During the early 1900s, parents were advised to prepare a non-alcoholic eggnog and conceal the texture by flavouring the drink with chocolate or fruit syrups for children who did not like eggs.
Eggnog is now served all over the world, but it has many varieties according to the region. Mexican eggnog ("rompope") contains rum or grain alcohol mixed with a bit of Mexican cinnamon and vanilla. Puerto Rican egg nog offers a vibrant flavour thanks to the addition of rum, fresh coconut juice, or coconut milk. Pisco, a pomace brandy, is used to create Peruvian egg nog ("biblia con pisco"). Eggnog is enhanced in Germany by an egg liquor (eierlikör), which is created with evaporated milk that has a custard flavor and rum. Other variations of German eggnog involve beverages flavoured with sugar, cloves, tea, lemon or lime juice, and cinnamon and prepared with beer ("biersuppe") or white wine ("eierpunsch").
When Did Eggnog Become A Christmas Tradition?
Eggnog, a rich and typically alcoholic drink, evolved into a popular holiday drink throughout the colonies and ultimately in the new country of the United States in the 1700s. Eggnog was often prepared without alcohol, and every region tailored the drink to their own preferences. People in the South, for example, preferred whisky to rum.
It is claimed that George Washington created his own recipe and the most daring guests were allowed to participate. One recipe widely associated with the first President was a boozy concoction of brandy, rye whisky, Jamaican rum, and sherry. But no eggnog recipe was discovered in the Washington family's archive, according to "The Old Farmer's Almanack" (and Mount Vernon librarians). It's most likely a nineteenth-century recipe.
The 'Tom and Jerry' is a rum and brandy eggnog cocktail. Pierce Egan, a British journalist, created it in 1920. This cocktail is believed to have inspired the Tom and Jerry cartoon! Eggnog was traditionally served warm. But eggnog was served cold when "Professor" Jerry Thomas published the first bartending books in the late 1800s.
Eggnog's basic recipe has remained unchanged during all these years: eggs are beaten with sugar, milk, cream, and (often) a distilled spirit or fortified wine.

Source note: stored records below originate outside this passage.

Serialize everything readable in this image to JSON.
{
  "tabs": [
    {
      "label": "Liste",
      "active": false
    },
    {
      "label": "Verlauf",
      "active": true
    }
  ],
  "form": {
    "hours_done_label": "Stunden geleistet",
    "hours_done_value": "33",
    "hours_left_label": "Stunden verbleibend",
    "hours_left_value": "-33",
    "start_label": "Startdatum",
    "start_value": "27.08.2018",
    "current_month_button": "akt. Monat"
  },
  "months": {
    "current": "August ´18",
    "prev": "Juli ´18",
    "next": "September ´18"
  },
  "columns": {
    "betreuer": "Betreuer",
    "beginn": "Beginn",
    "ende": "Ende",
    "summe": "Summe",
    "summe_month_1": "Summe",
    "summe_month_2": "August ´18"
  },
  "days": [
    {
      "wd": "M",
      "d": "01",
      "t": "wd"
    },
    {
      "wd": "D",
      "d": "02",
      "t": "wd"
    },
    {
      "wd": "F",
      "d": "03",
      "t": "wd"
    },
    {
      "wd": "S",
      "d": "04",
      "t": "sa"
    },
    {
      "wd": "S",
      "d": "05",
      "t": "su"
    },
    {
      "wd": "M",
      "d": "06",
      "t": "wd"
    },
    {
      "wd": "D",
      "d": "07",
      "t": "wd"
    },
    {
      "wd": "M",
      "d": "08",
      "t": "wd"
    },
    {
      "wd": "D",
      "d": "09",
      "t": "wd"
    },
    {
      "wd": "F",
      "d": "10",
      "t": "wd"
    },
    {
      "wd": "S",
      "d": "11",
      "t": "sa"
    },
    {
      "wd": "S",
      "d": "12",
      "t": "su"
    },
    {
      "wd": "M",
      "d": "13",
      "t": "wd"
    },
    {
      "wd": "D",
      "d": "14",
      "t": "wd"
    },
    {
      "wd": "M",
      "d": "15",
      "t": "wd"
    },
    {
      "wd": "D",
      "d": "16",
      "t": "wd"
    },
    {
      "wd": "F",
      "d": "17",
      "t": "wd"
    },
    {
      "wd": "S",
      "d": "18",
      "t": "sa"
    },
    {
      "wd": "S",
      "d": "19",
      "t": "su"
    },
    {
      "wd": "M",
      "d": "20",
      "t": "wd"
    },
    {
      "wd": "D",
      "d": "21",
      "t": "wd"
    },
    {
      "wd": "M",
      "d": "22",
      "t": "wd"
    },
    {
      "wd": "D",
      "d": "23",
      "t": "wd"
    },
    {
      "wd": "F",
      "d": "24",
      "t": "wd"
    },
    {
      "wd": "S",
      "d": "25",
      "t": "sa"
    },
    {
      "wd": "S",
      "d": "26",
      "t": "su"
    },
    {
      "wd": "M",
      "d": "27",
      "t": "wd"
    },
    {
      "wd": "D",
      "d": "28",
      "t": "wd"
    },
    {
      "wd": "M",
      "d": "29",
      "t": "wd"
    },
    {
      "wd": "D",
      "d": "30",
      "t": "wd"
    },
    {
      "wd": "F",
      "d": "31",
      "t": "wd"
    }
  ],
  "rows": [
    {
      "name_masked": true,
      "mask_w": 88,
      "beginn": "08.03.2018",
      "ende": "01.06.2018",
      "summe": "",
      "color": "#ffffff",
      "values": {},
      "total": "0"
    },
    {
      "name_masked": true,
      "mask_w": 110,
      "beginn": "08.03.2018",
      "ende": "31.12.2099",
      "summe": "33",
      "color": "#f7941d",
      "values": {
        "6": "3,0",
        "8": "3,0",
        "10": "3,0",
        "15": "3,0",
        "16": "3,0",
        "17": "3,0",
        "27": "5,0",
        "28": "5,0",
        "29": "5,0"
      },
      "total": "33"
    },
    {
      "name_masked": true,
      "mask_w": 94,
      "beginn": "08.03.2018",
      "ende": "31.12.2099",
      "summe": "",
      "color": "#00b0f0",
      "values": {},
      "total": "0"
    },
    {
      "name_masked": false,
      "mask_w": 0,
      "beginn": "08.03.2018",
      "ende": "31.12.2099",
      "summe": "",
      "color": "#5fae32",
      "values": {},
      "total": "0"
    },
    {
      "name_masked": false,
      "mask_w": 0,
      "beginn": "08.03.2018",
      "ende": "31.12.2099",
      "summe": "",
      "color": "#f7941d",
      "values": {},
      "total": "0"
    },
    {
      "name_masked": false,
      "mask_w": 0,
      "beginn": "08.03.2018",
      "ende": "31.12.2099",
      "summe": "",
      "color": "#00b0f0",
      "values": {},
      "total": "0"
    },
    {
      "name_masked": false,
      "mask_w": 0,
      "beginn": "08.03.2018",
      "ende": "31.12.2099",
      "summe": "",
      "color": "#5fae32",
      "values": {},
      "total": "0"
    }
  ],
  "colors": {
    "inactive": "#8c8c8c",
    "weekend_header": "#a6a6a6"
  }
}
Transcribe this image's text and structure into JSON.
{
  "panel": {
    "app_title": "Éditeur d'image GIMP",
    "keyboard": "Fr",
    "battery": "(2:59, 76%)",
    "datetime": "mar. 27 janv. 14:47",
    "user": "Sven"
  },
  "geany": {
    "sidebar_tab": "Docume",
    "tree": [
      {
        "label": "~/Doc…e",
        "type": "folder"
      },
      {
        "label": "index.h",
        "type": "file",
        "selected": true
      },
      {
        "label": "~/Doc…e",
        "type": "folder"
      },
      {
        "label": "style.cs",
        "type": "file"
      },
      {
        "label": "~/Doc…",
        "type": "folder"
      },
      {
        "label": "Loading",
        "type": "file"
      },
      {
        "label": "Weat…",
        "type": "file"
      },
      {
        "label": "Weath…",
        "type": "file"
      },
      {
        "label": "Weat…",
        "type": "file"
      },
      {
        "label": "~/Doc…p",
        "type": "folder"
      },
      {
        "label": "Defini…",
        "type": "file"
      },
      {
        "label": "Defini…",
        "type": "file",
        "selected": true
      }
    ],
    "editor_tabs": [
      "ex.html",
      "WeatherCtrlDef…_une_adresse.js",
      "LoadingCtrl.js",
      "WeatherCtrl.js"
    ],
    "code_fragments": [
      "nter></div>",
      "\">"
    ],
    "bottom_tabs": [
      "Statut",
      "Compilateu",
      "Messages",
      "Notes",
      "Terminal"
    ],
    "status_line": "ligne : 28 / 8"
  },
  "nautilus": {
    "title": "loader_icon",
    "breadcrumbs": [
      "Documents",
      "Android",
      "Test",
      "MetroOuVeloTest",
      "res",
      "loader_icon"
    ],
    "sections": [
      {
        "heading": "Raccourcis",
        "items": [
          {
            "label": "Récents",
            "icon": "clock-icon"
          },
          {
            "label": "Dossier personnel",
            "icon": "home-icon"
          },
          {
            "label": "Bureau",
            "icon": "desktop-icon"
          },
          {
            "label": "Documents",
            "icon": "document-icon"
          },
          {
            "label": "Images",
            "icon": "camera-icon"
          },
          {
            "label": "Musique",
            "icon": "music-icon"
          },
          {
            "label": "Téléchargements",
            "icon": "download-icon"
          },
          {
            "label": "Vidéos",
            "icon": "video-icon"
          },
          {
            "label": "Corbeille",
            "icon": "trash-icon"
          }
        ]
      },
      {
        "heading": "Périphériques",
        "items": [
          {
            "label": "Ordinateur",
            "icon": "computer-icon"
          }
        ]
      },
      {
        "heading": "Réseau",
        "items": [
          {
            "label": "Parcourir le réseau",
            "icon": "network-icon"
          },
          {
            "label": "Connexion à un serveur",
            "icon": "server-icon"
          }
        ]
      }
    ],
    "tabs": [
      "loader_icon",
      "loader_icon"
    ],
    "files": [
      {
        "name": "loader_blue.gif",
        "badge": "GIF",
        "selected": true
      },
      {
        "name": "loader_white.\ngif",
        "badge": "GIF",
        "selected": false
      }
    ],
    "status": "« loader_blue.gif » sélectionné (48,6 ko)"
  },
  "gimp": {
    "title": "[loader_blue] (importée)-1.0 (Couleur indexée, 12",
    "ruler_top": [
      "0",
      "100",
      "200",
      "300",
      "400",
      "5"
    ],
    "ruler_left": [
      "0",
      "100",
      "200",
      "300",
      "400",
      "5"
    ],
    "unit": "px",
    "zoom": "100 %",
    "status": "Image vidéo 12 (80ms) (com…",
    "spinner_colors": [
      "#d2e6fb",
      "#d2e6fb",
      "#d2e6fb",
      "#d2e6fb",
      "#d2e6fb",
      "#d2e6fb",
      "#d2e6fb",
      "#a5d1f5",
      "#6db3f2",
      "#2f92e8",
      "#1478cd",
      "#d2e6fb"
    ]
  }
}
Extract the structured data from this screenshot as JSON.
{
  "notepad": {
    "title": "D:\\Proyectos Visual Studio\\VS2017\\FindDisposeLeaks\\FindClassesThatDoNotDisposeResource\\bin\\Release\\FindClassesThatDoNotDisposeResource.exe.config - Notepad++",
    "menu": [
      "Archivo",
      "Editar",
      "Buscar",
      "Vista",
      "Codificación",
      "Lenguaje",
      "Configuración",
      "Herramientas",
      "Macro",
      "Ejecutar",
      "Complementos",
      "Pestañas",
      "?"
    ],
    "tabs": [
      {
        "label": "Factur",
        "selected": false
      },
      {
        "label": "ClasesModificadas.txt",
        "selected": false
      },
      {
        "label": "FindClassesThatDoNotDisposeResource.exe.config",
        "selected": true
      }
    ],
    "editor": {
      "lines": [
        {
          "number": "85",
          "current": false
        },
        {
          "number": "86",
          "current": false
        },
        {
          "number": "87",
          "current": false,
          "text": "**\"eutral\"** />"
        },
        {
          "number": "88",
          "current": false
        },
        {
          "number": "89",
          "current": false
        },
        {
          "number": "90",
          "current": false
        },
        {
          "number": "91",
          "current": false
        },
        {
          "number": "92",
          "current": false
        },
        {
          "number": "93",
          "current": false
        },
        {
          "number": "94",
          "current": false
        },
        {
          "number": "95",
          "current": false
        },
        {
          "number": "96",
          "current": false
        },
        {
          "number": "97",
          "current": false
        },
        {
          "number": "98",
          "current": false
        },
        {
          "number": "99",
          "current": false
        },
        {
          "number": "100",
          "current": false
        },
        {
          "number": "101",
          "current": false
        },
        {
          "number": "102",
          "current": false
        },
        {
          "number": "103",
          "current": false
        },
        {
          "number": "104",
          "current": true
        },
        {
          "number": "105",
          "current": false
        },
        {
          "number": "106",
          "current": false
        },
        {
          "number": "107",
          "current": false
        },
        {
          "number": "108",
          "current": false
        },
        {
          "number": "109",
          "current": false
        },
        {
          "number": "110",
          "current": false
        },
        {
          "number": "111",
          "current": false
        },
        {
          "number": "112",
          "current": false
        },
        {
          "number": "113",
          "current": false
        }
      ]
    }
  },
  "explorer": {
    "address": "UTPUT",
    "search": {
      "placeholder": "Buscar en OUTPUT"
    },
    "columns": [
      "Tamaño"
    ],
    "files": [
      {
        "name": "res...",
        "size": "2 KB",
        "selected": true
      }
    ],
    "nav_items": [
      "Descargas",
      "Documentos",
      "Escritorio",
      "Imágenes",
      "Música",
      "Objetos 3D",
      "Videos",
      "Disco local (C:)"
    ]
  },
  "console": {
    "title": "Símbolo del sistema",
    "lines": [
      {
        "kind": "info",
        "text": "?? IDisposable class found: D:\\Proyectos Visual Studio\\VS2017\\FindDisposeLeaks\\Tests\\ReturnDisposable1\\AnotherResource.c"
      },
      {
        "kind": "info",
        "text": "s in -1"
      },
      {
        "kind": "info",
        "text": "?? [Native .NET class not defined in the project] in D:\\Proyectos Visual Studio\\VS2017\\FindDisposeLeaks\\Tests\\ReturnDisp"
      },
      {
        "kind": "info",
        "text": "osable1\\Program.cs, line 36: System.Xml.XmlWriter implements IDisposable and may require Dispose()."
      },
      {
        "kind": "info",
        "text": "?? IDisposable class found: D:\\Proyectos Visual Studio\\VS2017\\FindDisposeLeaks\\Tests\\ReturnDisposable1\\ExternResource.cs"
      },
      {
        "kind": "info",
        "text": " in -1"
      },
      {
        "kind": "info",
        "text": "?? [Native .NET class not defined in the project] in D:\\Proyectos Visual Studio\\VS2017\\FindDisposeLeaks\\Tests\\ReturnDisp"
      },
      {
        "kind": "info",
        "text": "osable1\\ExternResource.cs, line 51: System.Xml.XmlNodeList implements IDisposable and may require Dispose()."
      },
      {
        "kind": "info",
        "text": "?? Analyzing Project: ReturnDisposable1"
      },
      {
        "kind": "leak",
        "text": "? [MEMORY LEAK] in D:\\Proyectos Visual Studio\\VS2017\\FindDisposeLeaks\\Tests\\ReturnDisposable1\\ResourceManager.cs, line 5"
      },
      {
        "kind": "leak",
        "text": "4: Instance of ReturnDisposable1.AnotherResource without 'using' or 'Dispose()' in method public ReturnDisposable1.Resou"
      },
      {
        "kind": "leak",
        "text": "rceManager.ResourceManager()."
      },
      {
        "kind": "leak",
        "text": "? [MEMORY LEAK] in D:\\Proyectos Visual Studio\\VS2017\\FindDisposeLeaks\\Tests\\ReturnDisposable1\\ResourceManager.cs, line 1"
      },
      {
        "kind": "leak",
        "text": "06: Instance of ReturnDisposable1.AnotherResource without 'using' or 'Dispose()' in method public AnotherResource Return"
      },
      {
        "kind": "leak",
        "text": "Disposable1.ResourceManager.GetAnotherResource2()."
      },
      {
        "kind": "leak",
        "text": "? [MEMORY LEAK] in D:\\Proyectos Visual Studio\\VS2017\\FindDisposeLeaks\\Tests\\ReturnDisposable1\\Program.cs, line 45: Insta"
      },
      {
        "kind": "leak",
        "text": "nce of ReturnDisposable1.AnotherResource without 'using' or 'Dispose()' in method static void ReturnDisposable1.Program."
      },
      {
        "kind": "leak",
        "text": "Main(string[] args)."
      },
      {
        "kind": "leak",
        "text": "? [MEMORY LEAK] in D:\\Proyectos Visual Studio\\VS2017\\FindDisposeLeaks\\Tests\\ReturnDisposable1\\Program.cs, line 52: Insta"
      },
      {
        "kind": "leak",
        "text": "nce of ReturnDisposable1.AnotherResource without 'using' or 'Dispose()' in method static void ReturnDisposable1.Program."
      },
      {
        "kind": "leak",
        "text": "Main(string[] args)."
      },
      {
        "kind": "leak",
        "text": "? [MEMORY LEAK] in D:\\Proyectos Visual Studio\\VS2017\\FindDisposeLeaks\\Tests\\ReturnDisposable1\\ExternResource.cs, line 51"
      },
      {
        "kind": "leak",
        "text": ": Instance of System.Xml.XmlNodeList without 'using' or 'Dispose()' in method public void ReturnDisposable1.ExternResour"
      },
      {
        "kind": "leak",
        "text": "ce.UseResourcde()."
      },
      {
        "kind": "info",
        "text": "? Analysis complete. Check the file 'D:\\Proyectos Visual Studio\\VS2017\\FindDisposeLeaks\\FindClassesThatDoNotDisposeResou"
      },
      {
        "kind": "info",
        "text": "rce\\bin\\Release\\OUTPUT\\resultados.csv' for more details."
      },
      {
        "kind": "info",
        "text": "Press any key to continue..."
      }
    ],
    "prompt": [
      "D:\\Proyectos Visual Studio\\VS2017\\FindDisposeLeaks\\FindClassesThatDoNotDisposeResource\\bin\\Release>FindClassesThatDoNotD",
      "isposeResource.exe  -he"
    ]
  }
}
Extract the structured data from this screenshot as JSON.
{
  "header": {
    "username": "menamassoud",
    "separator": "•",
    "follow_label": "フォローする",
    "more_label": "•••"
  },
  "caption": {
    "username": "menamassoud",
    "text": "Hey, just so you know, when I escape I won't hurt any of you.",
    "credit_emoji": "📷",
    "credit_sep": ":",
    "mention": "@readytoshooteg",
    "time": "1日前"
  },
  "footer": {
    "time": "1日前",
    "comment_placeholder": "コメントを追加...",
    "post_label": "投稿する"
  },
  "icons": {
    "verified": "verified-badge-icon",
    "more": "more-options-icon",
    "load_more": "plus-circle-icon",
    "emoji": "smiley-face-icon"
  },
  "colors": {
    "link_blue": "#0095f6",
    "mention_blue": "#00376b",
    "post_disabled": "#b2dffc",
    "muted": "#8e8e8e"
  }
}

There are many recent versions of the traditional eggnog recipe that can be quite enjoyable and unique, and they are still a favourite for holiday parties. It's a great starting point for experimenting, and everything from spices to tequila has been introduced to the eggy cocktail. Vegan eggnogs are also available.
However, the core eggnog recipe has remained unchanged since the invention of posset: eggs are beaten with sugar, milk or cream is blended in, and a distilled spirit or fortified wine is added with spices. Full-fat milk and cream are still the best options, but almond and rice milks are flavorful options. While a few might consider eggnogs to be revitalising in times of illness, for many, they are nostalgic, connected to holiday traditions and family memories.